> [Recorded information]:
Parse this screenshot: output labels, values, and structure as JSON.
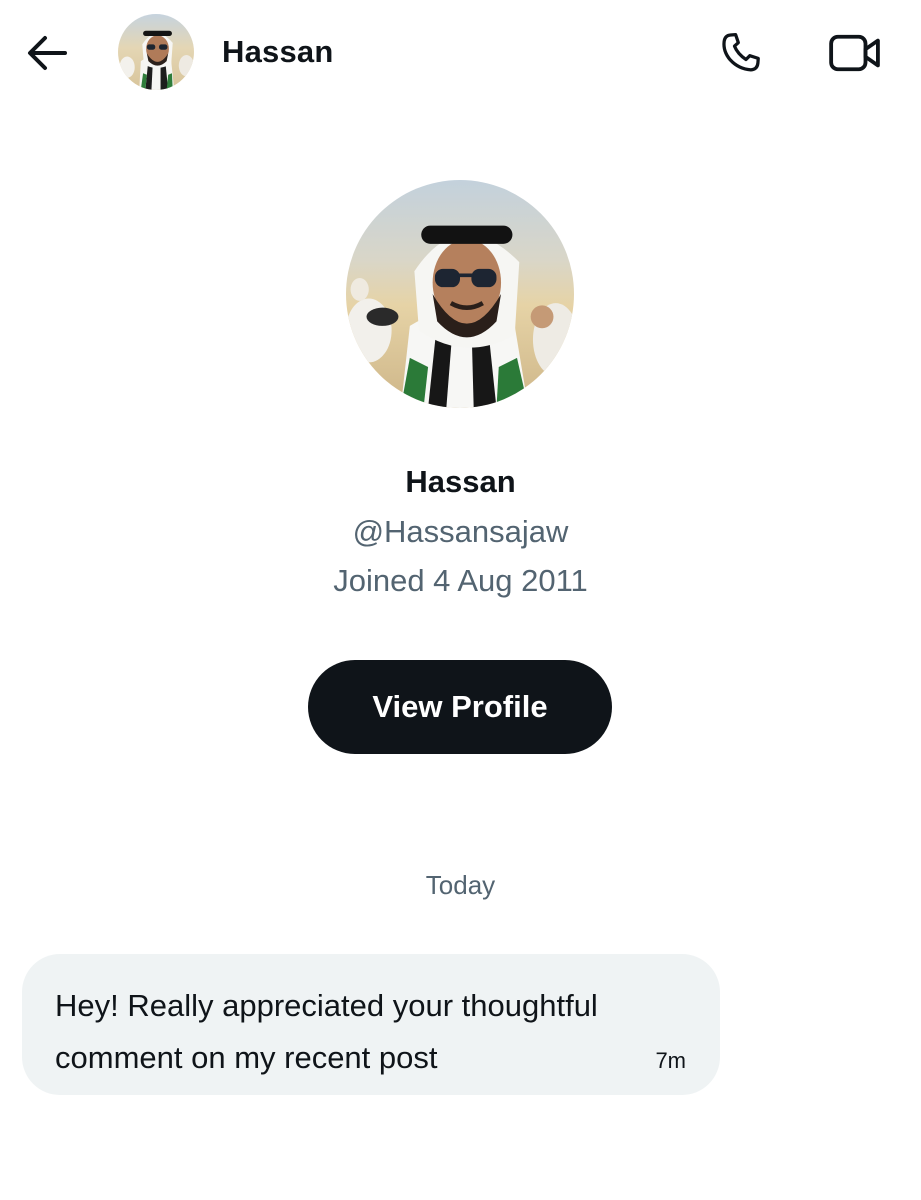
{
  "header": {
    "contact_name": "Hassan",
    "back_icon": "arrow-left-icon",
    "call_icon": "phone-icon",
    "video_icon": "video-camera-icon"
  },
  "profile": {
    "name": "Hassan",
    "handle": "@Hassansajaw",
    "joined": "Joined 4 Aug 2011",
    "view_profile_label": "View Profile"
  },
  "conversation": {
    "date_label": "Today",
    "messages": [
      {
        "text": "Hey! Really appreciated your thoughtful comment on my recent post",
        "time": "7m"
      }
    ]
  },
  "colors": {
    "text_primary": "#0f1419",
    "text_secondary": "#536471",
    "bubble_bg": "#eff3f4",
    "button_bg": "#0f1419"
  }
}
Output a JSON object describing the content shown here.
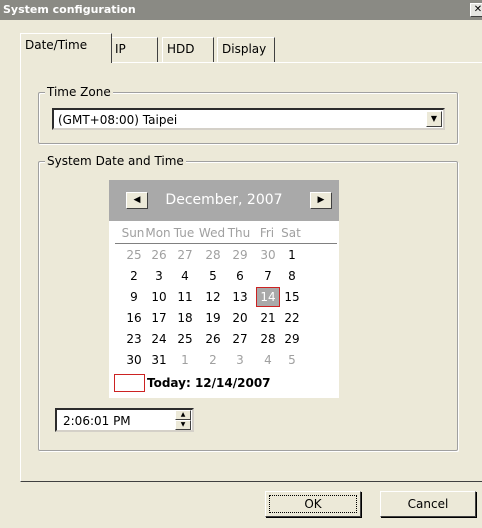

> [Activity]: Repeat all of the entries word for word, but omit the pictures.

> [Response area]:
Parse this screenshot: output labels, values, and structure as JSON.
{
  "header": {
    "contact_name": "Hassan",
    "back_icon": "arrow-left-icon",
    "call_icon": "phone-icon",
    "video_icon": "video-camera-icon"
  },
  "profile": {
    "name": "Hassan",
    "handle": "@Hassansajaw",
    "joined": "Joined 4 Aug 2011",
    "view_profile_label": "View Profile"
  },
  "conversation": {
    "date_label": "Today",
    "messages": [
      {
        "text": "Hey! Really appreciated your thoughtful comment on my recent post",
        "time": "7m"
      }
    ]
  },
  "colors": {
    "text_primary": "#0f1419",
    "text_secondary": "#536471",
    "bubble_bg": "#eff3f4",
    "button_bg": "#0f1419"
  }
}
Output a JSON object describing the content shown here.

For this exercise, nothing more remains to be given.